The next phase of reductions will look at additional eliminations in administrative and support services positions as well as other cost savings to reduce spending by another $7.4 million this school year.
“Our goal through this difficult process is to keep these reductions as far from the classroom as possible,” said Superintendent Carla Santorno.
Some of the people affected by the layoffs have the credentials for vacant certificated positions across the district and will shift to those jobs immediately. The next round of cuts will come as early as next week.
“We want to get the deficit dealt with as soon as we can, have plans for how to handle the work being done by those whose positions are eliminated and treat our employees with respect and compassion through the process,” district spokesman Dan Voelpel said.
The district hopes that the state legislature changes the funding formula it drafted during the last session to fulfill the Supreme Court’s McCleary decision that determined the state was not adequately funding public education. The new formula funneled more money to schools over all but led to less funding for urban districts like Tacoma. The new formula, for example, allows some school districts in wealthier communities to collect up to $2,500 per student in voter-approved levies, while districts like Tacoma, which serve high-poverty urban areas, can collect only $1,500 per student – even if voters had already approved higher levy amounts.
Voters approved a $72 million level earlier this year, for example, but the new state formula only allows the district to collect $40 million of that. The difference of $32 million fueled the shortfall and could bleed into future years. Without a legislative change to allow higher amounts, Tacoma could face a shortfall of $38 million next school year.
The gloomy budget picture also comes at a time when the unionized bus drivers of special needs students have staged a rolling “sick out” every day so far this week, often leaving about half of the district’s special needs students without transportation to school. Two dozen drivers called in sick Monday morning while 26 called in sick Tuesday and 22 did so on Wednesday. International Union of Operating Engineers Local 286 represents 56 drivers who bus the special needs students to Tacoma schools. Their contract is not up for negotiations for another year.

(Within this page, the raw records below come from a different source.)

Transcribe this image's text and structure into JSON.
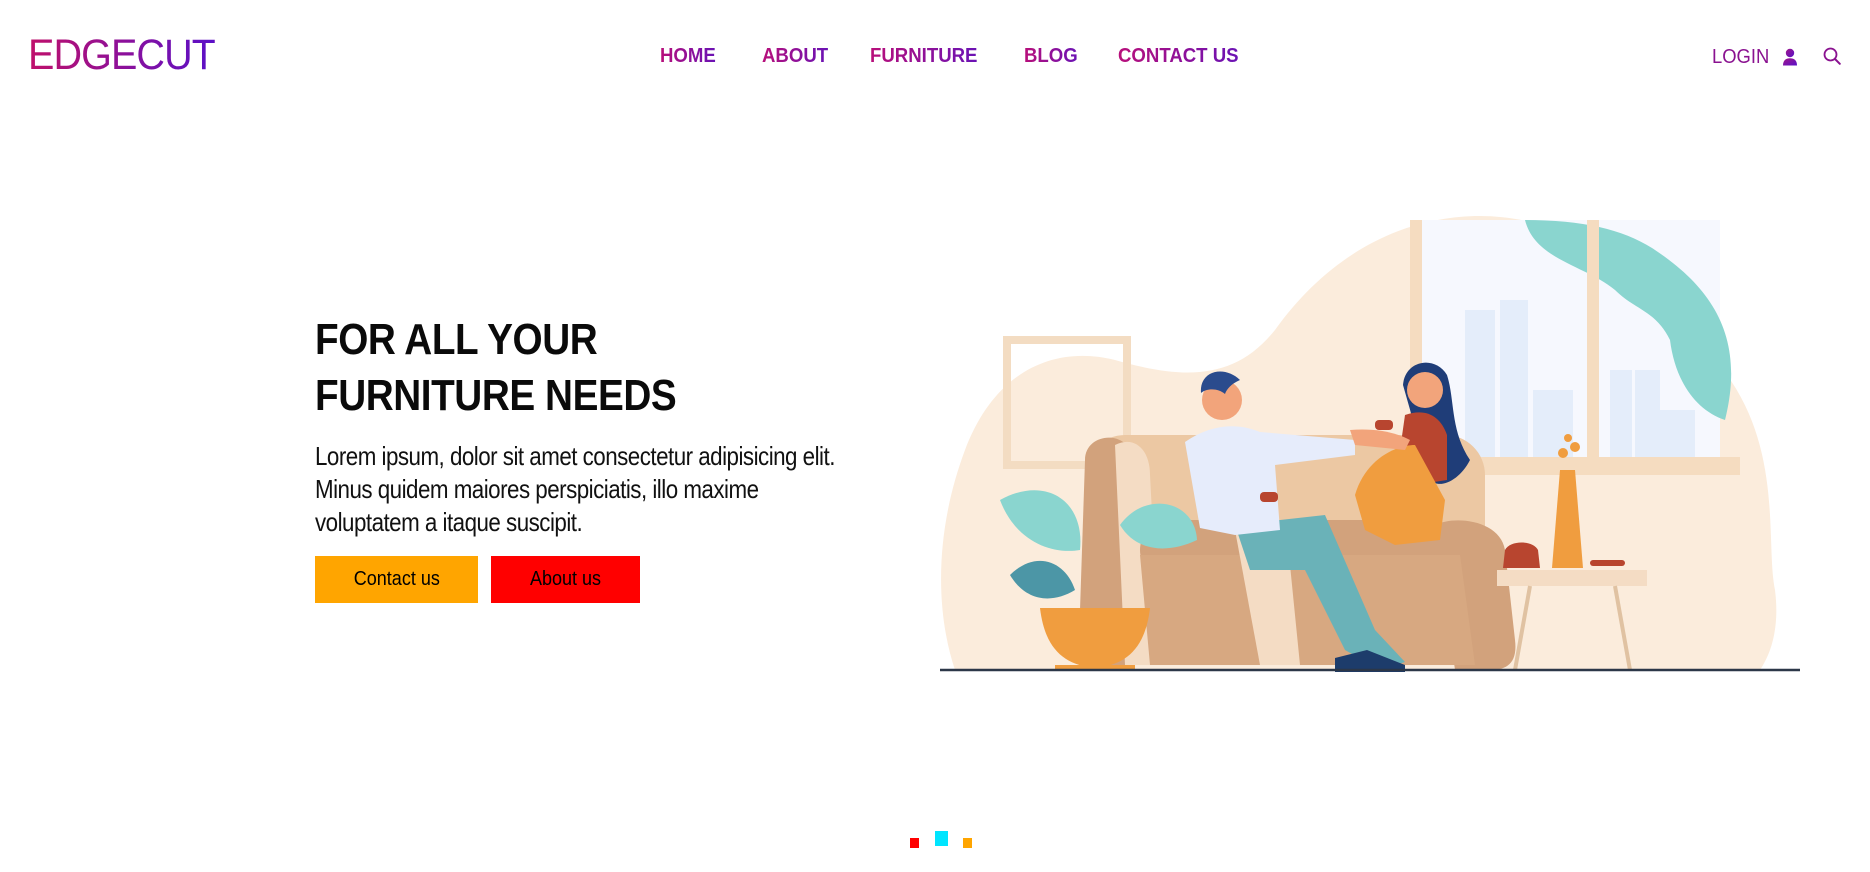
{
  "brand": {
    "logo_text": "EDGECUT",
    "gradient_colors": [
      "#c0106a",
      "#5a10c8"
    ]
  },
  "nav": {
    "items": [
      {
        "label": "HOME"
      },
      {
        "label": "ABOUT"
      },
      {
        "label": "FURNITURE"
      },
      {
        "label": "BLOG"
      },
      {
        "label": "CONTACT US"
      }
    ]
  },
  "header_actions": {
    "login_label": "LOGIN",
    "login_icon": "user-icon",
    "search_icon": "search-icon"
  },
  "hero": {
    "title": "FOR ALL YOUR FURNITURE NEEDS",
    "description": "Lorem ipsum, dolor sit amet consectetur adipisicing elit. Minus quidem maiores perspiciatis, illo maxime voluptatem a itaque suscipit.",
    "buttons": {
      "contact_label": "Contact us",
      "about_label": "About us"
    },
    "button_colors": {
      "contact": "#ffa500",
      "about": "#ff0000"
    },
    "illustration": "couple-on-sofa-illustration"
  },
  "carousel": {
    "slide_count": 3,
    "active_index": 1,
    "indicator_colors": [
      "#ff0000",
      "#00e5ff",
      "#ffa500"
    ]
  }
}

These bus drivers are separate from the First Student driver, which provides transportation to the bulk of Tacoma students through a contract that started this year.